--- Available records ---
^^^^^^^^

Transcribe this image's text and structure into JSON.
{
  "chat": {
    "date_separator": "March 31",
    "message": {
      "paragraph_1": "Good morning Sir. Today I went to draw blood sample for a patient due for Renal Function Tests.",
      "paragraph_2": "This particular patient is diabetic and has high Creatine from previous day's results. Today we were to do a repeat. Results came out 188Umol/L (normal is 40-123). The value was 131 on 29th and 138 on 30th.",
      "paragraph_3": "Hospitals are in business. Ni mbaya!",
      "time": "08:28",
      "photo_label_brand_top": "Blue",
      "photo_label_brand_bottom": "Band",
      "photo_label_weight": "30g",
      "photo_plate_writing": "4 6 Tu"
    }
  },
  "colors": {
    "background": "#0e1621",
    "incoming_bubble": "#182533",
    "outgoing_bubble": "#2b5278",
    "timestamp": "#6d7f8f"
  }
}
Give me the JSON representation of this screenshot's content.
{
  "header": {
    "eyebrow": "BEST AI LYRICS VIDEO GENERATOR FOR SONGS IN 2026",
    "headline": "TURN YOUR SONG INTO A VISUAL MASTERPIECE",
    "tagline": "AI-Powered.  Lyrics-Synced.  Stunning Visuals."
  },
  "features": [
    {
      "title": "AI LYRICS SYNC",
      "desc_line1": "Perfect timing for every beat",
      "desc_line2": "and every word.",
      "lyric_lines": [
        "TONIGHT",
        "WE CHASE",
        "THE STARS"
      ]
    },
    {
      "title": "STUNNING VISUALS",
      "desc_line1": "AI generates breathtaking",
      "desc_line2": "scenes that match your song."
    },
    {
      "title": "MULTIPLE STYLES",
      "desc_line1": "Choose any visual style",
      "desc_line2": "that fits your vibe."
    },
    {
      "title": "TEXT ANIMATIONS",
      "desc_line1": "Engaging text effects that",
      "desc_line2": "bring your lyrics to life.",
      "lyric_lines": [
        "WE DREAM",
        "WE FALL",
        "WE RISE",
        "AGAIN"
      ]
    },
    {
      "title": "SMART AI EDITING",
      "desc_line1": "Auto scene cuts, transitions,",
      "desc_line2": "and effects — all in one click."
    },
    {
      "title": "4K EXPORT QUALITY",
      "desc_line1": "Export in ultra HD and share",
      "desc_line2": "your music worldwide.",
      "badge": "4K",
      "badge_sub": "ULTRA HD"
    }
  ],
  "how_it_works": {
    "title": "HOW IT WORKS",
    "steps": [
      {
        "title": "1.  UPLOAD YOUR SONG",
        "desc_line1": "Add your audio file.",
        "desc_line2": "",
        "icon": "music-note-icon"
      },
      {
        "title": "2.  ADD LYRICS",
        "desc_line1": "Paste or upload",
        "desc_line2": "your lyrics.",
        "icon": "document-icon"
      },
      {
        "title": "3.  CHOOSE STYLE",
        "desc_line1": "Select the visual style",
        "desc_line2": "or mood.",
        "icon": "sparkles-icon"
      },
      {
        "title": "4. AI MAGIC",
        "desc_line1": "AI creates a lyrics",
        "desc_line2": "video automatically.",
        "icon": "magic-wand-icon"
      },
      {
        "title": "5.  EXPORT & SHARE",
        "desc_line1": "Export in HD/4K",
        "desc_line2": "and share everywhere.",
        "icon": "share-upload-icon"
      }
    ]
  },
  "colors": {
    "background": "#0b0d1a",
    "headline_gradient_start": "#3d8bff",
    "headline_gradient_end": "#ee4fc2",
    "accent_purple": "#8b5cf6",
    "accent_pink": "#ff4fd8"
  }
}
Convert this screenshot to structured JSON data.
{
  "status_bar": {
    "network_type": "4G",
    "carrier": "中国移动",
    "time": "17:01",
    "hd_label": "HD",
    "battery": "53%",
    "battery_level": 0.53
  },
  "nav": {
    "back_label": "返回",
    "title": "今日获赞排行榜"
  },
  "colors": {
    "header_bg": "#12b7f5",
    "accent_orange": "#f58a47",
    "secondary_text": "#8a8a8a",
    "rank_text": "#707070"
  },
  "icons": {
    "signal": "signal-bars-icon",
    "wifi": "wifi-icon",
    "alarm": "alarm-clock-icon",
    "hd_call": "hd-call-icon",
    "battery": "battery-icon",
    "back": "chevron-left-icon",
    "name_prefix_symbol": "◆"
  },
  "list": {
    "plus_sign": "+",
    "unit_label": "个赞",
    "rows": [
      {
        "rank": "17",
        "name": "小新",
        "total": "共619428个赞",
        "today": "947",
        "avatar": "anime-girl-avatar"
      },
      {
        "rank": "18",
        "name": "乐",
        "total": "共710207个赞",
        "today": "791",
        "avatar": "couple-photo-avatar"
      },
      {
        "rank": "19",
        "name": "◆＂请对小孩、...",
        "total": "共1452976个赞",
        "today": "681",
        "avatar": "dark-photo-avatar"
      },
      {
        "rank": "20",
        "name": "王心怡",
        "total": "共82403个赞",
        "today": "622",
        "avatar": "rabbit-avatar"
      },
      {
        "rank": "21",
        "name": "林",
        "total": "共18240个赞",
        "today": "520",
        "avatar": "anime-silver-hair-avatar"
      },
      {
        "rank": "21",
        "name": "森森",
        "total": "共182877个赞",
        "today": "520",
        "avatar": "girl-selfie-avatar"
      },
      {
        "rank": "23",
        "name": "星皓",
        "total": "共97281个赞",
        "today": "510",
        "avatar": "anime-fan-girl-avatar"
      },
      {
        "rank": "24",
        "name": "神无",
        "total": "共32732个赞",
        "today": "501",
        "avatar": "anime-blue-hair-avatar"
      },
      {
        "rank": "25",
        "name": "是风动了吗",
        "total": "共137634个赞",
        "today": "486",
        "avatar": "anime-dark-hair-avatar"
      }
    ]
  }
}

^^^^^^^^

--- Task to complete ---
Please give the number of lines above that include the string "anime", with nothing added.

--- Worked solution ---
5